Zoox CEO and co-founder Tim Kentley-Klay is out

Tim Kentley-Klay, the co-founder and CEO of secretive self-driving vehicle company Zoox, was fired suddenly Wednesday by the company’s board.

Kentley-Klay’s departure was first reported by The Information, which cited an unnamed source. Kentley-Klay later tweeted a statement confirming that he had been fired by the board.

Kentley-Klay and Zoox could not be reached for comment. TechCrunch will update the story as it develops.

In the tweet, Kentley-Klay wrote:

I came to this town as a founder only to build the future of mobility, and by the metrics shared here was crushing it against the biggest. But the shocking reality is that this—without a warning, cause or right of reply—the board fired me. Today was Silicon Valley up to its worst tricks. This town sells the story that it backs founders to create real change. Rather than working through the issues in an epic startup for the win, the board chose a path of fear, optimizing for a little money in hand at the expense of profound progress for the Universe. Cheers to the true believers that have built Zoox from scratch these last four years. Don’t let anyone stand between you and what you know is right. TKK.

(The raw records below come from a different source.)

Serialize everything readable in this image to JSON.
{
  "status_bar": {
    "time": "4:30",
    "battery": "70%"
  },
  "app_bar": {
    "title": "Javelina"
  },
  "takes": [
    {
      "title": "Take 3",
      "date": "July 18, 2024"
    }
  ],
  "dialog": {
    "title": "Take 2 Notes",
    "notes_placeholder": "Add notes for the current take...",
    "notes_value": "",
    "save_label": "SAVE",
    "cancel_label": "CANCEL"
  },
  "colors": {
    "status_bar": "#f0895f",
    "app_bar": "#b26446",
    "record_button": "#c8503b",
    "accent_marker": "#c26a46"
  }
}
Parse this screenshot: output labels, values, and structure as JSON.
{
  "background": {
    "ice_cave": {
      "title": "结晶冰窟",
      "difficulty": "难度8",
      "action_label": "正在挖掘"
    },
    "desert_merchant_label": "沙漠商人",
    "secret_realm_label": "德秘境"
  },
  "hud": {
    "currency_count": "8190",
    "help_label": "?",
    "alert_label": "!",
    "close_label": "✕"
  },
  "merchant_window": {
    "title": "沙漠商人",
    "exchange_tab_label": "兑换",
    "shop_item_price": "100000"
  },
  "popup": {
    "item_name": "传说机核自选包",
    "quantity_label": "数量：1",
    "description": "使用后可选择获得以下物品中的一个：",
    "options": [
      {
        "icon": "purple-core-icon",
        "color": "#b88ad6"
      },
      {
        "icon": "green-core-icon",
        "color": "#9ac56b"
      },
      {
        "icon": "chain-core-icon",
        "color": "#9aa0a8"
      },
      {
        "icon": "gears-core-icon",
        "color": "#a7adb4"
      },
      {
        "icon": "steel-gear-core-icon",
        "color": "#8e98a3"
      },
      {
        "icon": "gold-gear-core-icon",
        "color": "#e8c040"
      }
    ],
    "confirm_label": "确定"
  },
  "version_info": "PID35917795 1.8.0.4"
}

He also posted a graphic comparing with Zoox the capital efficiency of top autonomous vehicle programs like Waymo, Uber, and Cruise.

Kentley-Klay has since posted more than a dozen tweets, quoting others who have contacted him to express support and disappointment. He doesn’t name anyone, but the presumption is that these are Zoox employees.

The firing comes just a month after Zoox closed a massive $500 million funding round at a $3.2 billion post-money valuation. The round, led by Mike Cannon-Brookes of Grok Ventures, brings its total amount of funding to $800 million.

Kentley-Klay founded Zoox with Jesse Levinson about four years ago. The company is infamous for its secrecy. The first real inside look into the company, and Kentley-Klay, came just a month ago in a feature by Bloomberg’s Ashlee Vance.

The company, which employs about 500 people, wants to deploy autonomous vehicles on public streets and launch a ride-hailing service with its fleet by 2020.